Find the string "microgrid" in the records. Copy each line that has it.

TASK DATA START

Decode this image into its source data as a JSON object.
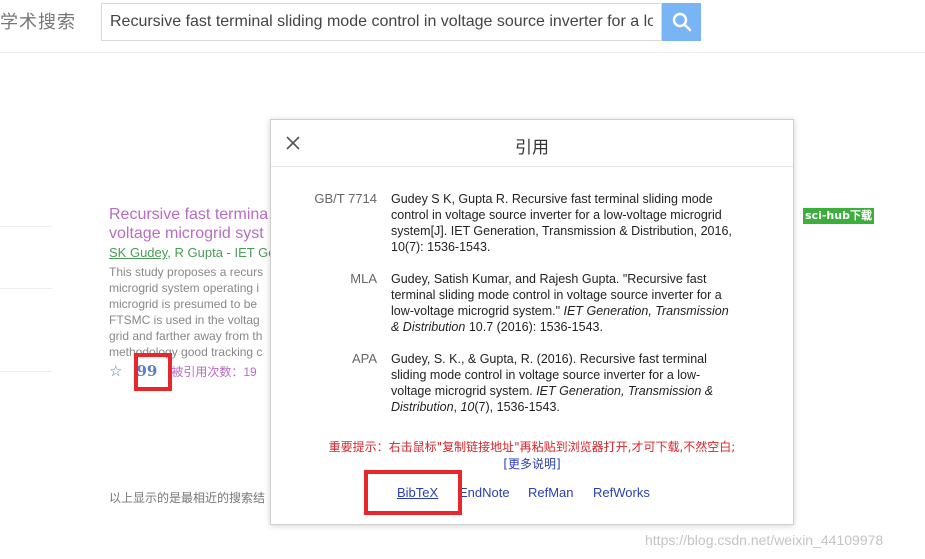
{
  "header": {
    "logo_text": "学术搜索",
    "search_value": "Recursive fast terminal sliding mode control in voltage source inverter for a lo",
    "search_icon": "search-icon"
  },
  "result": {
    "title_line1": "Recursive fast termina",
    "title_line2": "voltage microgrid syst",
    "author_linked": "SK Gudey",
    "author_rest": ", R Gupta - IET Ge",
    "snippet": [
      "This study proposes a recurs",
      "microgrid system operating i",
      "microgrid is presumed to be",
      "FTSMC is used in the voltag",
      "grid and farther away from th",
      "methodology good tracking c"
    ],
    "quote_glyph": "99",
    "cited_by": "被引用次数：19",
    "scihub_label": "sci-hub下载"
  },
  "footer_note": "以上显示的是最相近的搜索结",
  "modal": {
    "title": "引用",
    "citations": [
      {
        "label": "GB/T 7714",
        "lines": [
          "Gudey S K, Gupta R. Recursive fast terminal sliding mode",
          "control in voltage source inverter for a low-voltage microgrid",
          "system[J]. IET Generation, Transmission & Distribution, 2016,",
          "10(7): 1536-1543."
        ]
      },
      {
        "label": "MLA",
        "line1": "Gudey, Satish Kumar, and Rajesh Gupta. \"Recursive fast",
        "line2": "terminal sliding mode control in voltage source inverter for a",
        "line3_a": "low-voltage microgrid system.\" ",
        "line3_b": "IET Generation, Transmission",
        "line4_a": "& Distribution",
        "line4_b": " 10.7 (2016): 1536-1543."
      },
      {
        "label": "APA",
        "line1": "Gudey, S. K., & Gupta, R. (2016). Recursive fast terminal",
        "line2": "sliding mode control in voltage source inverter for a low-",
        "line3_a": "voltage microgrid system. ",
        "line3_b": "IET Generation, Transmission &",
        "line4_a": "Distribution",
        "line4_b": ", ",
        "line4_c": "10",
        "line4_d": "(7), 1536-1543."
      }
    ],
    "notice": "重要提示：右击鼠标\"复制链接地址\"再粘贴到浏览器打开,才可下载,不然空白;",
    "more_link": "[更多说明]",
    "export_links": [
      "BibTeX",
      "EndNote",
      "RefMan",
      "RefWorks"
    ]
  },
  "watermark": "https://blog.csdn.net/weixin_44109978",
  "colors": {
    "highlight": "#e8272d",
    "link": "#2a3fb3",
    "visited_title": "#b96bc6",
    "search_button": "#79b4f5"
  }
}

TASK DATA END

» SOLUTION:
    "title_line2": "voltage microgrid syst",
      "microgrid system operating i",
      "microgrid is presumed to be",
          "control in voltage source inverter for a low-voltage microgrid",
        "line3_a": "low-voltage microgrid system.\" ",
        "line3_a": "voltage microgrid system. ",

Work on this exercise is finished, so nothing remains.